I've written elsewhere about my personal 9/11 experience, but on this day, the 10th anniversary of that horrible morning, I wanted to reflect on one specific thing.
I am, by nature, a worrier. Worry is defined as giving way to anxiety or unease; allowing one's mind to dwell on difficulty or troubles. I think when you become a parent, particularly a mother, worry becomes like an appendage. It's always there. As your child grows, you find brand new things to worry about. I am blessed with a wild and vivid imagination. This tends to make the worrying worse, because I can invent in my head never-before-worried-about things that need my anxious attention.
However, thanks to 9/11, I can say I am not a fearful person. Fear is defined as an unpleasant emotion caused by the belief that someone or something is dangerous, likely to cause pain, or a threat. The events of 9/11 were perfectly poised to fill people with fear. And many withdrew and changed their lives in reaction to that fearfulness. There were threats, both real and imagined, popping up all over the place. The terror was never ending. Safety seemed out of reach. And worrier that I am, I could have easily become a very fearful person, letting that be the guide for how to live my life. But I have a stubborn streak in me, and I don't like anyone telling me what to do. Not even terrorists. So I made a very firm, conscious, defiant decision to put my foot down and not allow fear to make any decisions for me.
There is a great quote attributed to Mark Twain that I scribbled on page one of the first Moleskine notebook I ever bought: Twenty years from now you will be more disappointed by the things that you didn't do than by the ones you did do. So throw off the bowlines. Sail away from the safe harbor. Catch the trade winds in your sails. Explore. Dream. Discover.
I don't think I can take that wonderful advice to heart if I live in fear, clinging to an illusion of safety that can dissipate in an instant with a fiery crash on a Tuesday morning. I know it's only been ten years, but I can proudly say I've suffered no disappointment in my choices, wondering what might have been. I took the path less travelled, even though it frequently looked dark and scary. I have no regrets, though I do live a life that gives pause to several of my friends and family members.

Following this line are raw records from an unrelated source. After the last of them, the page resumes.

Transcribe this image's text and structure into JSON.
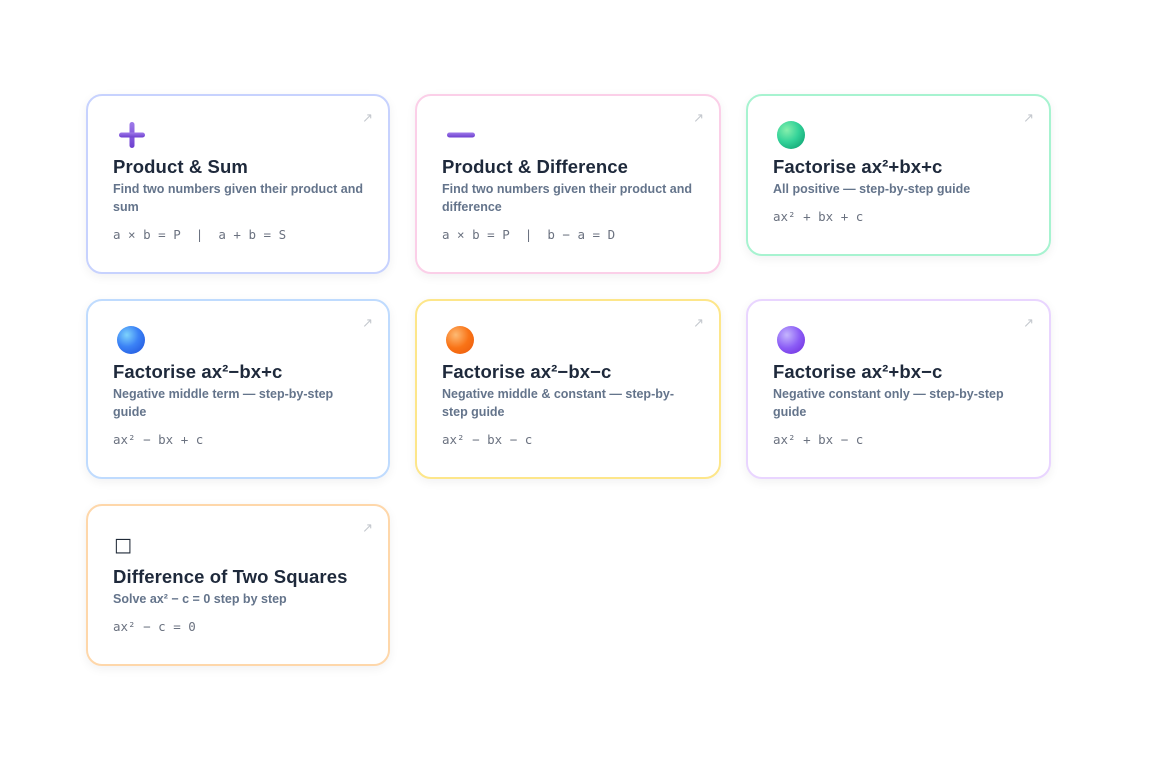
{
  "cards": [
    {
      "title": "Product & Sum",
      "description": "Find two numbers given their product and sum",
      "formula": "a × b = P  |  a + b = S",
      "icon": "plus-icon",
      "arrow": "↗",
      "accent": "#c7d2fe",
      "icon_color": "#7c4ddc"
    },
    {
      "title": "Product & Difference",
      "description": "Find two numbers given their product and difference",
      "formula": "a × b = P  |  b − a = D",
      "icon": "minus-icon",
      "arrow": "↗",
      "accent": "#fbcfe8",
      "icon_color": "#7c4ddc"
    },
    {
      "title": "Factorise ax²+bx+c",
      "description": "All positive — step-by-step guide",
      "formula": "ax² + bx + c",
      "icon": "green-circle-icon",
      "arrow": "↗",
      "accent": "#a7f3d0",
      "icon_color": "#34d399"
    },
    {
      "title": "Factorise ax²−bx+c",
      "description": "Negative middle term — step-by-step guide",
      "formula": "ax² − bx + c",
      "icon": "blue-circle-icon",
      "arrow": "↗",
      "accent": "#bfdbfe",
      "icon_color": "#3b82f6"
    },
    {
      "title": "Factorise ax²−bx−c",
      "description": "Negative middle & constant — step-by-step guide",
      "formula": "ax² − bx − c",
      "icon": "orange-circle-icon",
      "arrow": "↗",
      "accent": "#fde68a",
      "icon_color": "#f97316"
    },
    {
      "title": "Factorise ax²+bx−c",
      "description": "Negative constant only — step-by-step guide",
      "formula": "ax² + bx − c",
      "icon": "purple-circle-icon",
      "arrow": "↗",
      "accent": "#e9d5ff",
      "icon_color": "#8b5cf6"
    },
    {
      "title": "Difference of Two Squares",
      "description": "Solve ax² − c = 0 step by step",
      "formula": "ax² − c = 0",
      "icon": "square-icon",
      "icon_glyph": "□",
      "arrow": "↗",
      "accent": "#fed7aa",
      "icon_color": "#1f2937"
    }
  ]
}
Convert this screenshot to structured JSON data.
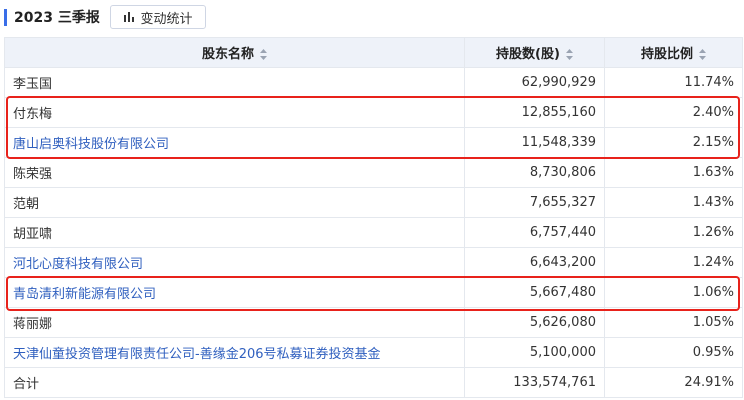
{
  "header": {
    "period_title": "2023 三季报",
    "stats_button_label": "变动统计"
  },
  "table": {
    "columns": [
      "股东名称",
      "持股数(股)",
      "持股比例"
    ],
    "rows": [
      {
        "name": "李玉国",
        "shares": "62,990,929",
        "ratio": "11.74%",
        "link": false
      },
      {
        "name": "付东梅",
        "shares": "12,855,160",
        "ratio": "2.40%",
        "link": false
      },
      {
        "name": "唐山启奥科技股份有限公司",
        "shares": "11,548,339",
        "ratio": "2.15%",
        "link": true
      },
      {
        "name": "陈荣强",
        "shares": "8,730,806",
        "ratio": "1.63%",
        "link": false
      },
      {
        "name": "范朝",
        "shares": "7,655,327",
        "ratio": "1.43%",
        "link": false
      },
      {
        "name": "胡亚啸",
        "shares": "6,757,440",
        "ratio": "1.26%",
        "link": false
      },
      {
        "name": "河北心度科技有限公司",
        "shares": "6,643,200",
        "ratio": "1.24%",
        "link": true
      },
      {
        "name": "青岛清利新能源有限公司",
        "shares": "5,667,480",
        "ratio": "1.06%",
        "link": true
      },
      {
        "name": "蒋丽娜",
        "shares": "5,626,080",
        "ratio": "1.05%",
        "link": false
      },
      {
        "name": "天津仙童投资管理有限责任公司-善缘金206号私募证券投资基金",
        "shares": "5,100,000",
        "ratio": "0.95%",
        "link": true
      },
      {
        "name": "合计",
        "shares": "133,574,761",
        "ratio": "24.91%",
        "link": false
      }
    ]
  },
  "colors": {
    "accent": "#3a6ee8",
    "link": "#2f5fbf",
    "highlight": "#e8221b",
    "header_bg": "#eef2f9"
  },
  "icons": {
    "stats_button": "bar-chart-icon",
    "sort": "sort-icon"
  }
}
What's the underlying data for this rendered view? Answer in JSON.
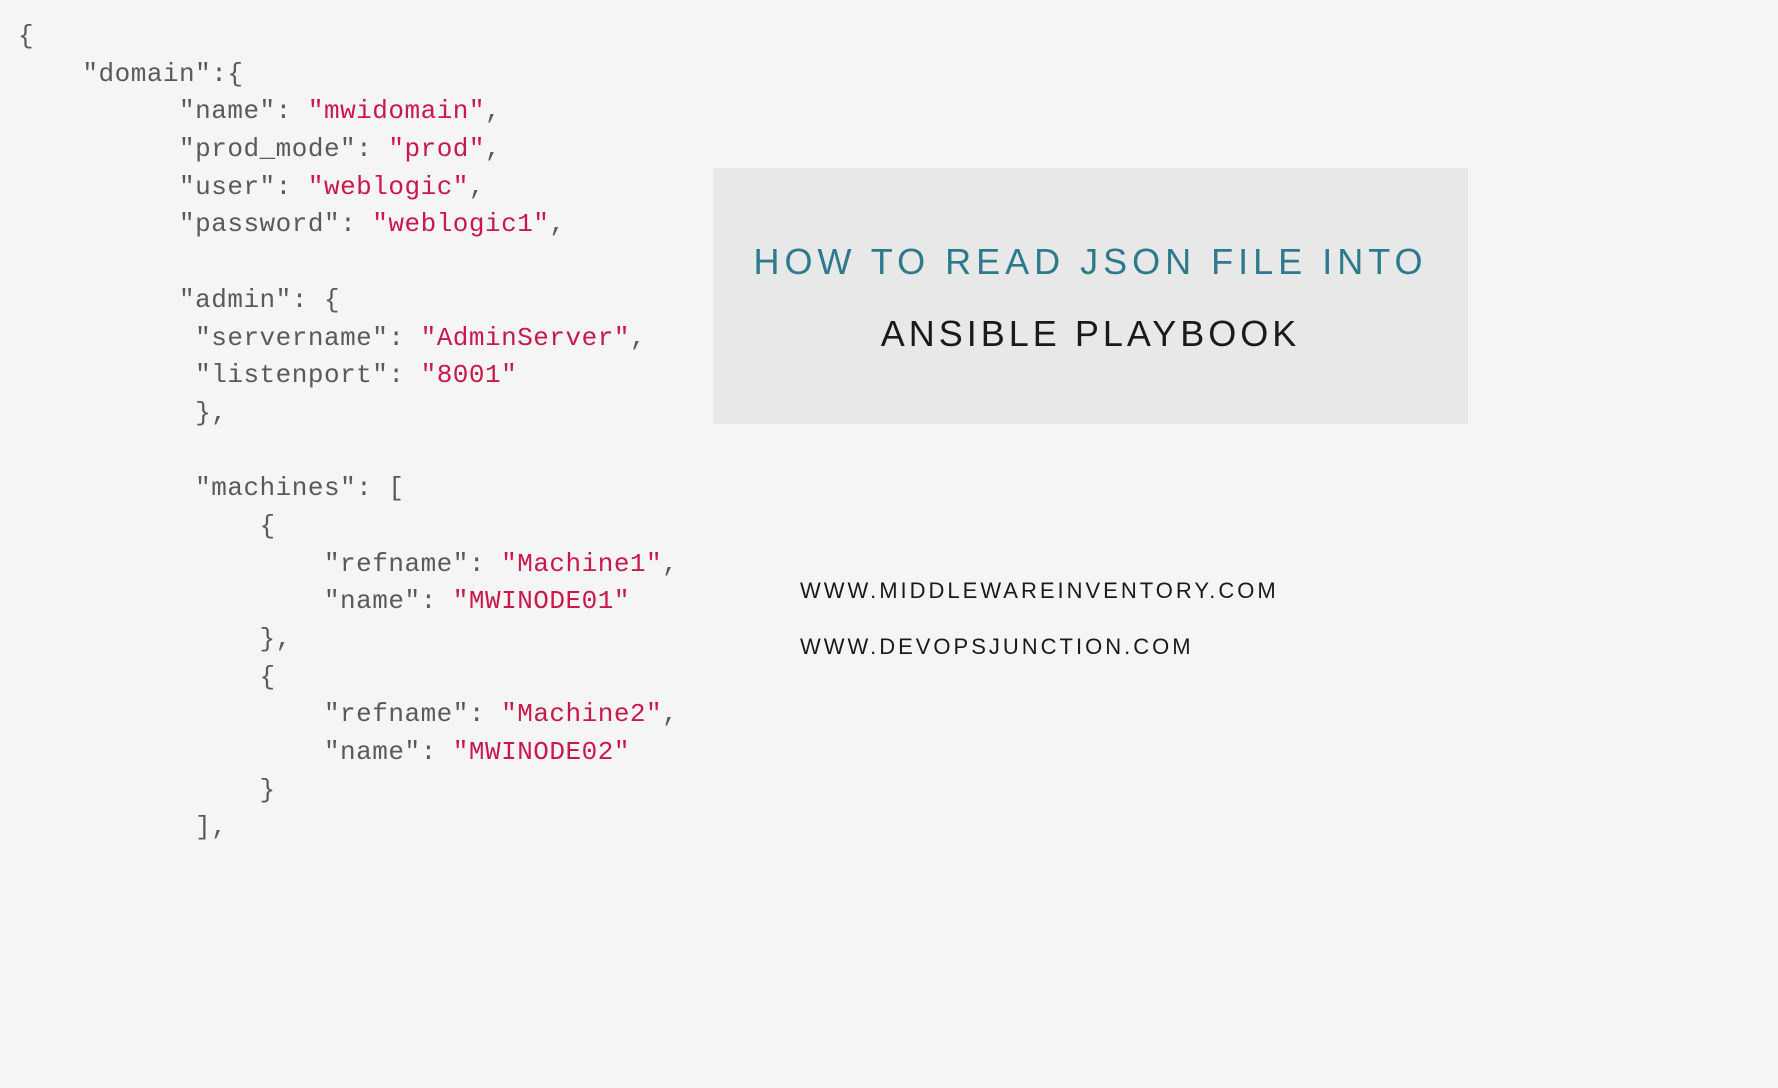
{
  "code": {
    "line1": "{",
    "line2_key": "\"domain\"",
    "line2_rest": ":{",
    "line3_key": "\"name\"",
    "line3_sep": ": ",
    "line3_val": "\"mwidomain\"",
    "line3_end": ",",
    "line4_key": "\"prod_mode\"",
    "line4_sep": ": ",
    "line4_val": "\"prod\"",
    "line4_end": ",",
    "line5_key": "\"user\"",
    "line5_sep": ": ",
    "line5_val": "\"weblogic\"",
    "line5_end": ",",
    "line6_key": "\"password\"",
    "line6_sep": ": ",
    "line6_val": "\"weblogic1\"",
    "line6_end": ",",
    "line8_key": "\"admin\"",
    "line8_rest": ": {",
    "line9_key": "\"servername\"",
    "line9_sep": ": ",
    "line9_val": "\"AdminServer\"",
    "line9_end": ",",
    "line10_key": "\"listenport\"",
    "line10_sep": ": ",
    "line10_val": "\"8001\"",
    "line11": "},",
    "line13_key": "\"machines\"",
    "line13_rest": ": [",
    "line14": "{",
    "line15_key": "\"refname\"",
    "line15_sep": ": ",
    "line15_val": "\"Machine1\"",
    "line15_end": ",",
    "line16_key": "\"name\"",
    "line16_sep": ": ",
    "line16_val": "\"MWINODE01\"",
    "line17": "},",
    "line18": "{",
    "line19_key": "\"refname\"",
    "line19_sep": ": ",
    "line19_val": "\"Machine2\"",
    "line19_end": ",",
    "line20_key": "\"name\"",
    "line20_sep": ": ",
    "line20_val": "\"MWINODE02\"",
    "line21": "}",
    "line22": "],"
  },
  "title": {
    "line1": "HOW TO READ JSON FILE INTO",
    "line2": "ANSIBLE PLAYBOOK"
  },
  "urls": {
    "url1": "WWW.MIDDLEWAREINVENTORY.COM",
    "url2": "WWW.DEVOPSJUNCTION.COM"
  }
}
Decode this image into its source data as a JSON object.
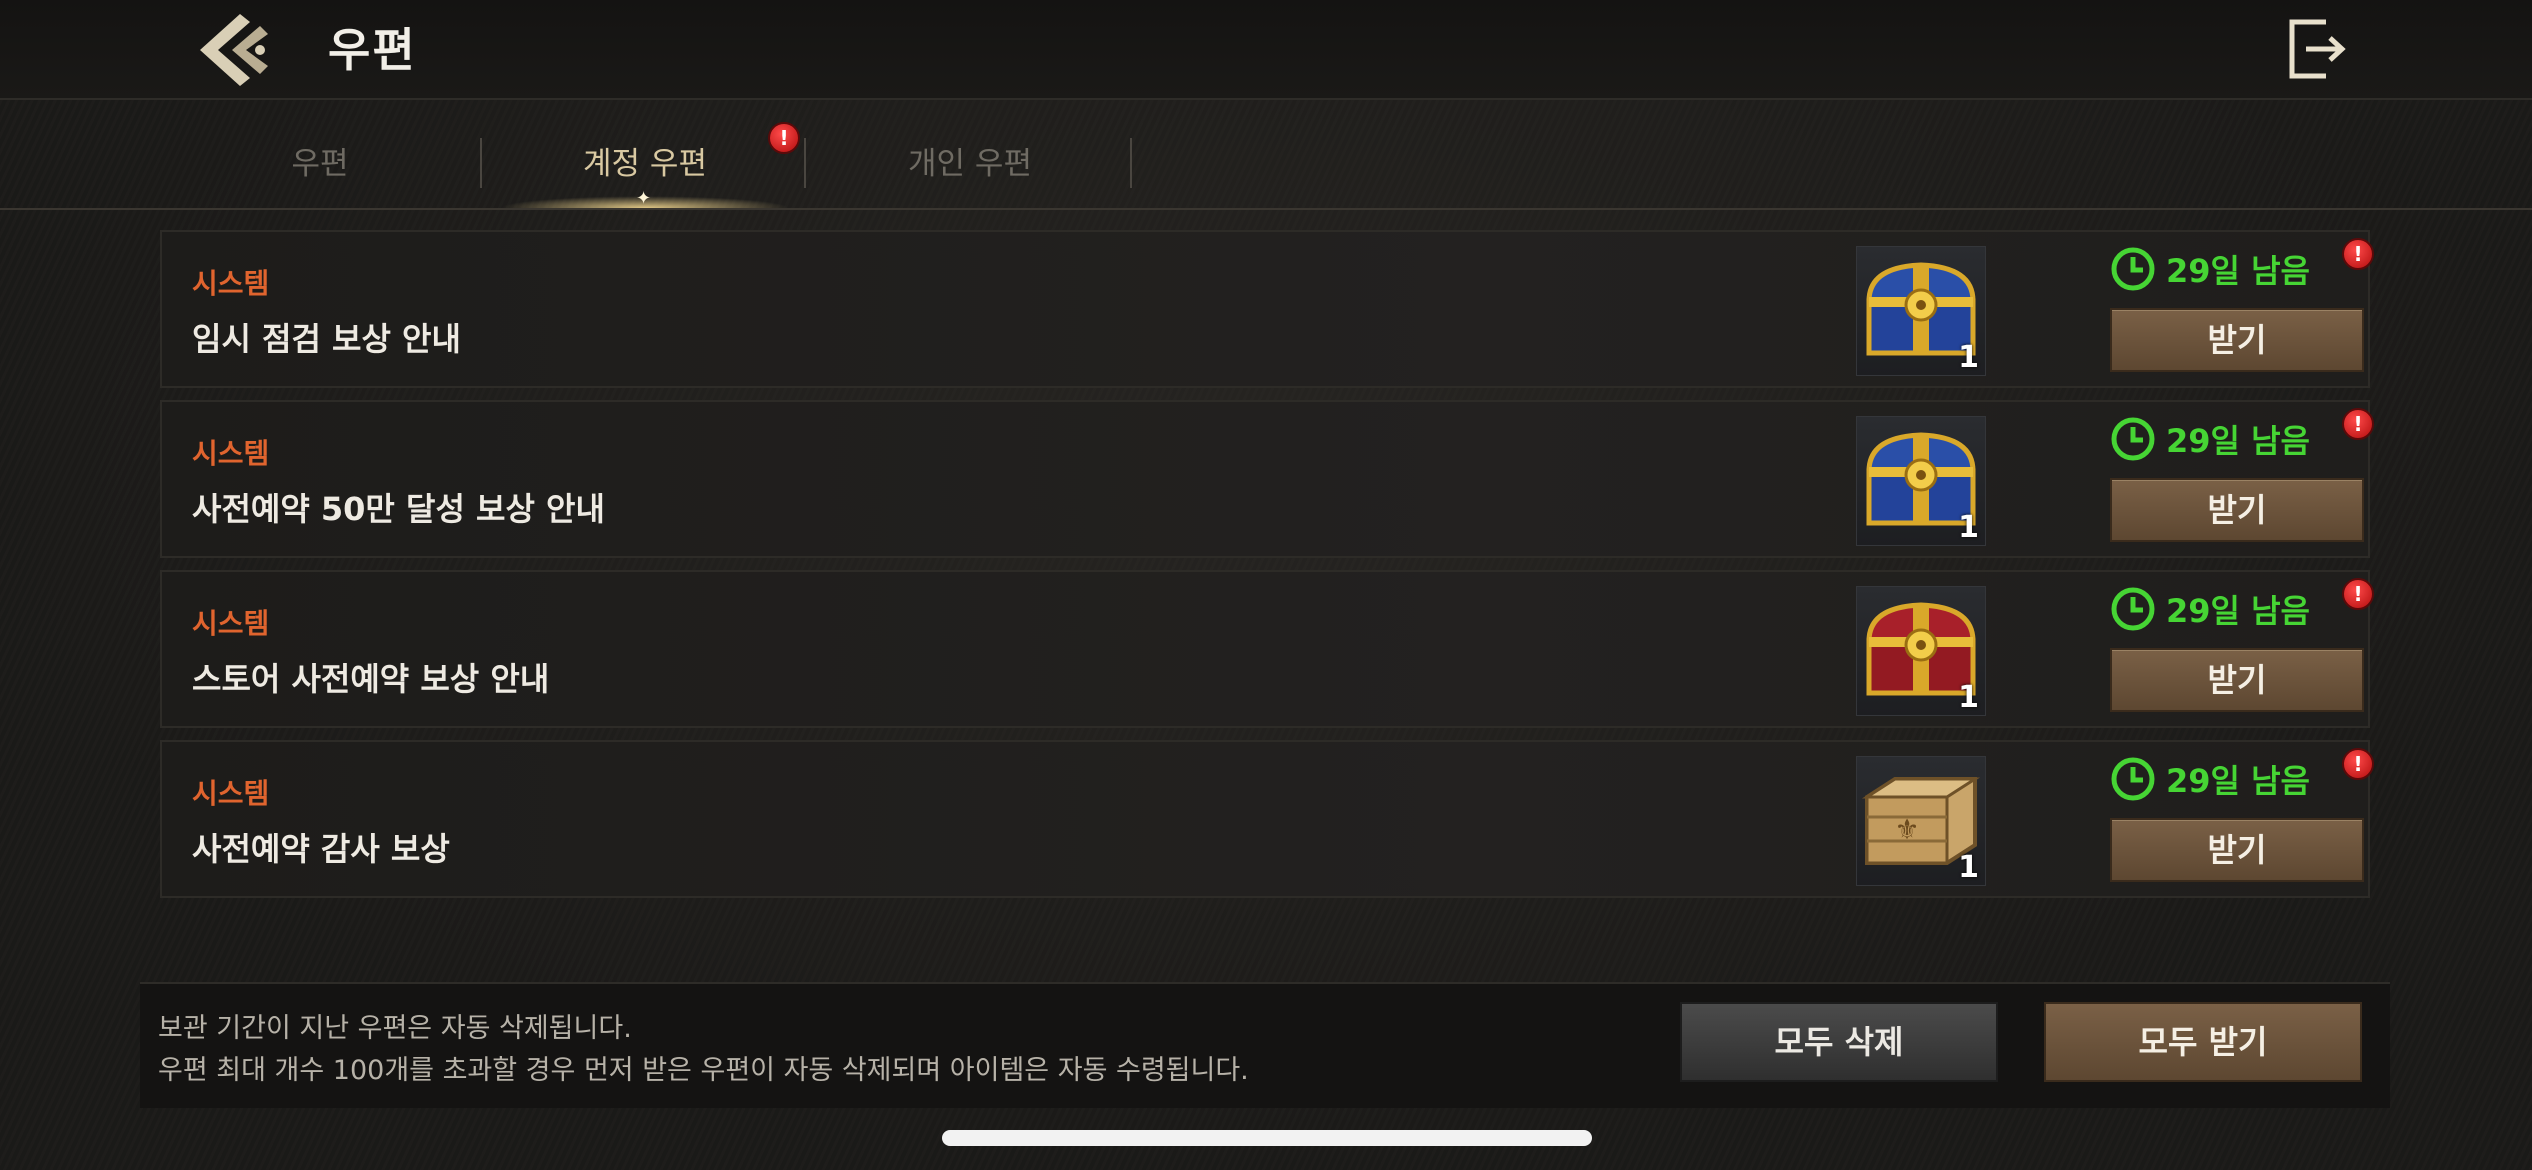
{
  "header": {
    "title": "우편",
    "back_icon": "double-chevron-left-icon",
    "exit_icon": "exit-door-icon"
  },
  "tabs": [
    {
      "label": "우편",
      "active": false,
      "badge": false
    },
    {
      "label": "계정 우편",
      "active": true,
      "badge": true
    },
    {
      "label": "개인 우편",
      "active": false,
      "badge": false
    }
  ],
  "badge_text": "!",
  "mails": [
    {
      "sender": "시스템",
      "subject": "임시 점검 보상 안내",
      "item": "blue-chest-icon",
      "item_count": "1",
      "time_left": "29일 남음",
      "claim_label": "받기"
    },
    {
      "sender": "시스템",
      "subject": "사전예약 50만 달성 보상 안내",
      "item": "blue-chest-icon",
      "item_count": "1",
      "time_left": "29일 남음",
      "claim_label": "받기"
    },
    {
      "sender": "시스템",
      "subject": "스토어 사전예약 보상 안내",
      "item": "red-chest-icon",
      "item_count": "1",
      "time_left": "29일 남음",
      "claim_label": "받기"
    },
    {
      "sender": "시스템",
      "subject": "사전예약 감사 보상",
      "item": "wooden-crate-icon",
      "item_count": "1",
      "time_left": "29일 남음",
      "claim_label": "받기"
    }
  ],
  "footer": {
    "notice_1": "보관 기간이 지난 우편은 자동 삭제됩니다.",
    "notice_2": "우편 최대 개수 100개를 초과할 경우 먼저 받은 우편이 자동 삭제되며 아이템은 자동 수령됩니다.",
    "delete_all_label": "모두 삭제",
    "claim_all_label": "모두 받기"
  },
  "colors": {
    "sender": "#e0642e",
    "timer": "#46d534",
    "claim_button": "#6b533b",
    "badge": "#d81e1e"
  }
}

As I sit writing this, my gaze is constantly pulled to my view across the border into the People's Republic of China. Today's headlines in the US tell us that the rise of power in China is something to be wary of, if not downright feared. And sure, that reaction does worry me a little.
But my stance is stronger than ever on this 10th anniversary of September 11, 2001: I will not make space in my life for fear.
I sincerely hope that you feel the same.